  10. Cancer cells share a characteristic with
    bone marrow: both replicate rapidly.
  11. So could one of the atrocities of war
  12. become a champion in the
    fight against cancer?
  13. Researchers in the 1930s
    investigated this idea
  14. by injecting compounds derived
    from mustard gas
  15. into the veins of cancer patients.
  16. It took time and trial and error to find
    treatments that did more good than harm,
  17. but by the end of World War II,
  18. they discovered what became known
    as the first chemotherapy drugs.
  19. Today, there are more than 100.

  20. Chemotherapy drugs are delivered
    through pills and injections
  21. and use "cytotoxic agents," which means
    compounds that are toxic to living cells.
  22. Essentially, these medicines cause some
    level of harm to all cells in the body—
  23. even healthy ones.
  24. But they reserve their most powerful
    effects for rapidly-dividing cells,
  25. which is precisely the hallmark of cancer.
  26. Take, for example, those first
    chemotherapy drugs,

  27. which are still used today and
    are called alkylating agents.
  28. They’re injected into the bloodstream,
  29. which delivers them to
    cells all over the body.
  30. Once inside, when the cell exposes
    its DNA in order to copy it,
  31. they damage the building blocks of
    DNA’s double helix structure,
  32. which can lead to cell death unless
    the damage is repaired.
  33. Because cancer cells multiply rapidly,
  34. they take in a high concentration
    of alkylating agents,
  35. and their DNA is frequently exposed
    and rarely repaired.
  36. So they die off more often
    than most other cells,
  37. which have time to fix damaged DNA
  38. and don’t accumulate the same
    concentrations of alkylating agents.
  39. Another form of chemotherapy involves
    compounds called microtubule stabilizers.

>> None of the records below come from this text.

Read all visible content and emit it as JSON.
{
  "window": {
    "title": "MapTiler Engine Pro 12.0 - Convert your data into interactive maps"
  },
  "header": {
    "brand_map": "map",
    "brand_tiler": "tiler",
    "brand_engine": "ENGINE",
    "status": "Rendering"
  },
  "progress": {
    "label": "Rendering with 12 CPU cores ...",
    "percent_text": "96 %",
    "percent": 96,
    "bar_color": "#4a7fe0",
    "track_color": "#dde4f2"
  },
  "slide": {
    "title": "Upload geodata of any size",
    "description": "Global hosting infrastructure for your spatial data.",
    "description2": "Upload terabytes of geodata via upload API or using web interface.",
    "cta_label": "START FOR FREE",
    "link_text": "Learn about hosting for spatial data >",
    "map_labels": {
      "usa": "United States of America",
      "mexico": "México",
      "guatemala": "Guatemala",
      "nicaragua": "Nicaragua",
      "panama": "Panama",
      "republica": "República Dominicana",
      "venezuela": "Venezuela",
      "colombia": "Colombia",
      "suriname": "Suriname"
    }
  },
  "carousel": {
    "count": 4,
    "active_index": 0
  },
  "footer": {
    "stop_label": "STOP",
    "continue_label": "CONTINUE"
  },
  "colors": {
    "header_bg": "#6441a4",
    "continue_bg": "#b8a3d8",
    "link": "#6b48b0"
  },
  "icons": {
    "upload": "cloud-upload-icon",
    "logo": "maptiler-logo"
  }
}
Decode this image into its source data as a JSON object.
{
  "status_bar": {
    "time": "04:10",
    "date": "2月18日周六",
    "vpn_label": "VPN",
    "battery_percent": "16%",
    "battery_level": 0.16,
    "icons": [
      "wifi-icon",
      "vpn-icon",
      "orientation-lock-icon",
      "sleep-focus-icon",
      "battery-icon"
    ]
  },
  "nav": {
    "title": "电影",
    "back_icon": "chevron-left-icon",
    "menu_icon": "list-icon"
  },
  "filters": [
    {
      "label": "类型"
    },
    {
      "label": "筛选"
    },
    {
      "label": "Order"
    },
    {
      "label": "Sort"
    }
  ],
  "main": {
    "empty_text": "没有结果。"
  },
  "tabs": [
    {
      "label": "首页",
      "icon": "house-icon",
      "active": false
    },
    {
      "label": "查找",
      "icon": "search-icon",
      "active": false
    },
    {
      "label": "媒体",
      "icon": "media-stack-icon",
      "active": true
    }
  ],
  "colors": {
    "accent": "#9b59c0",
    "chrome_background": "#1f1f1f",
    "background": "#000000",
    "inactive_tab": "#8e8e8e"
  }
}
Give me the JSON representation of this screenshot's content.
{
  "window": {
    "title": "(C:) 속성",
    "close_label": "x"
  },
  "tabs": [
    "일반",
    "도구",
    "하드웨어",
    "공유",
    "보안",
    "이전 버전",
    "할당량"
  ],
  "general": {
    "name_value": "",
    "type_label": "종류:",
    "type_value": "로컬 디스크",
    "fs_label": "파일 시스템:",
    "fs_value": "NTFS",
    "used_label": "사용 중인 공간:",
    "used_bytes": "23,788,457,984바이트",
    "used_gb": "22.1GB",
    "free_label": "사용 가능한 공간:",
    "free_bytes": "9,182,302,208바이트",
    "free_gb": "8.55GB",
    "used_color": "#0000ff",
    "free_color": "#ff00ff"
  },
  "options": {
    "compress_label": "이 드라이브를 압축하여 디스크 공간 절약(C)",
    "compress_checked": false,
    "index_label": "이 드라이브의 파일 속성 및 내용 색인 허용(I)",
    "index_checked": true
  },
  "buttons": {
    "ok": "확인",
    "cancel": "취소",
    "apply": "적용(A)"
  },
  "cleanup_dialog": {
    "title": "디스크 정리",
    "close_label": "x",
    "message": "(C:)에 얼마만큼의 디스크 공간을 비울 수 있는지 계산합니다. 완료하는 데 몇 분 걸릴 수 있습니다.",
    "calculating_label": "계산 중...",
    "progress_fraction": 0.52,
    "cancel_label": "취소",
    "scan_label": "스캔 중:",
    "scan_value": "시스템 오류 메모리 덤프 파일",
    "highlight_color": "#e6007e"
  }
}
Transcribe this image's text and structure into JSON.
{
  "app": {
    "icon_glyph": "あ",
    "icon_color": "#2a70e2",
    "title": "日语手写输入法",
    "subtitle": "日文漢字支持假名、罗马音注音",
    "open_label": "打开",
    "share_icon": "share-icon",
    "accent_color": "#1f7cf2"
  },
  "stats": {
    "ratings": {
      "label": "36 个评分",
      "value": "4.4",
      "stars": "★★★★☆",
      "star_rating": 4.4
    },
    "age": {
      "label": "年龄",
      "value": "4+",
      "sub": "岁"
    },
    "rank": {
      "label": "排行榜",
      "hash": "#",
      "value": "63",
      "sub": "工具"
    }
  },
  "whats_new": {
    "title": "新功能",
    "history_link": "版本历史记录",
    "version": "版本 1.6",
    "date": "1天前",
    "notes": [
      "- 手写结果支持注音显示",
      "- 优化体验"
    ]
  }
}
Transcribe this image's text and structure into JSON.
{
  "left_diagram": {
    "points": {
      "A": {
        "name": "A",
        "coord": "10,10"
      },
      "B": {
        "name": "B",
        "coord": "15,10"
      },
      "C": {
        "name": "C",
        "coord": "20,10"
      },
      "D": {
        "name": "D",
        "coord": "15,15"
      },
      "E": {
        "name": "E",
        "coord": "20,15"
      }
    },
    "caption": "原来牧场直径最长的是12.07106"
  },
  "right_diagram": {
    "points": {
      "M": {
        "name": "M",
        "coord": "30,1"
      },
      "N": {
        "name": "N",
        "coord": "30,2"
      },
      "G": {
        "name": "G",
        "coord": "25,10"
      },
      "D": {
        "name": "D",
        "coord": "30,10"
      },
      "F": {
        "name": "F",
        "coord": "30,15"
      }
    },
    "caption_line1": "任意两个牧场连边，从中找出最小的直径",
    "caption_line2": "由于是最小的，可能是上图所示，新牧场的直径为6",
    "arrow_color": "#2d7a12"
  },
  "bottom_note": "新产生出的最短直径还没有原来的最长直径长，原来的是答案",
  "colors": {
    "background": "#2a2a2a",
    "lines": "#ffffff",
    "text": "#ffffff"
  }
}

  40. Cells have small tubes that assemble
    to help with cell division
  41. and DNA replication, then break back down.
  42. When microtubule stabilizers
    get inside a cell,
  43. they keep those tiny tubes
    from disassembling.
  44. That prevents the cell from completing
    its replication, leading to its death.
  45. These are just two examples of the six
    classes of chemotherapy drugs

  46. we use to treat cancer today.
  47. But despite its huge benefits,
    chemotherapy has one big disadvantage:
  48. it affects other healthy cells in the body
    that naturally have to renew rapidly.
  49. Hair follicles, the cells of the mouth,
    the gastrointestinal lining,
  50. the reproductive system, and bone marrow
    are hit nearly as hard as cancer.
  51. Similar to cancer cells, the rapid
    production of these normal cells

  52. means that they’re reaching for
    resources more frequently—
  53. and are therefore more exposed to
    the effects of chemo drugs.
  54. That leads to several common side
    effects of chemotherapy,
  55. including hair loss, fatigue, infertility,
    nausea, and vomiting.
  56. Doctors commonly prescribe options
    to help manage these side-effects,
  57. such as strong anti-nausea medications.
  58. For hair loss, devices called cold caps
    can help lower the temperature
  59. around the head and
    constrict blood vessels,
  60. limiting the amount of chemotherapy
    drugs that reach hair follicles.
  61. And once a course of chemo
    treatment is over,
  62. the healthy tissues that’ve been badly
    affected by the drug will recover
  63. and begin to renew as usual.
  64. In 2018 alone, over 17 million people
    world-wide received a cancer diagnosis.

  65. But chemotherapy and other treatments
    have changed the outlook for so many.
  66. Just take the fact that up to 95% of
    individuals with testicular cancer
  67. survive it, thanks to advances
    in treatment.
  68. Even in people with acute myeloid
    leukemia— an aggressive blood cancer—
  69. chemotherapy puts an estimated
    60% of patients under 60
  70. into remission following their
    first phase of treatment.
  71. Researchers are still developing
    more precise interventions

  72. that only target the intended
    cancer cells.
  73. That’ll help improve survival rates
    while leaving healthy tissues
  74. with reduced harm,
  75. making one of the best tools we have
    in the fight against cancer even better.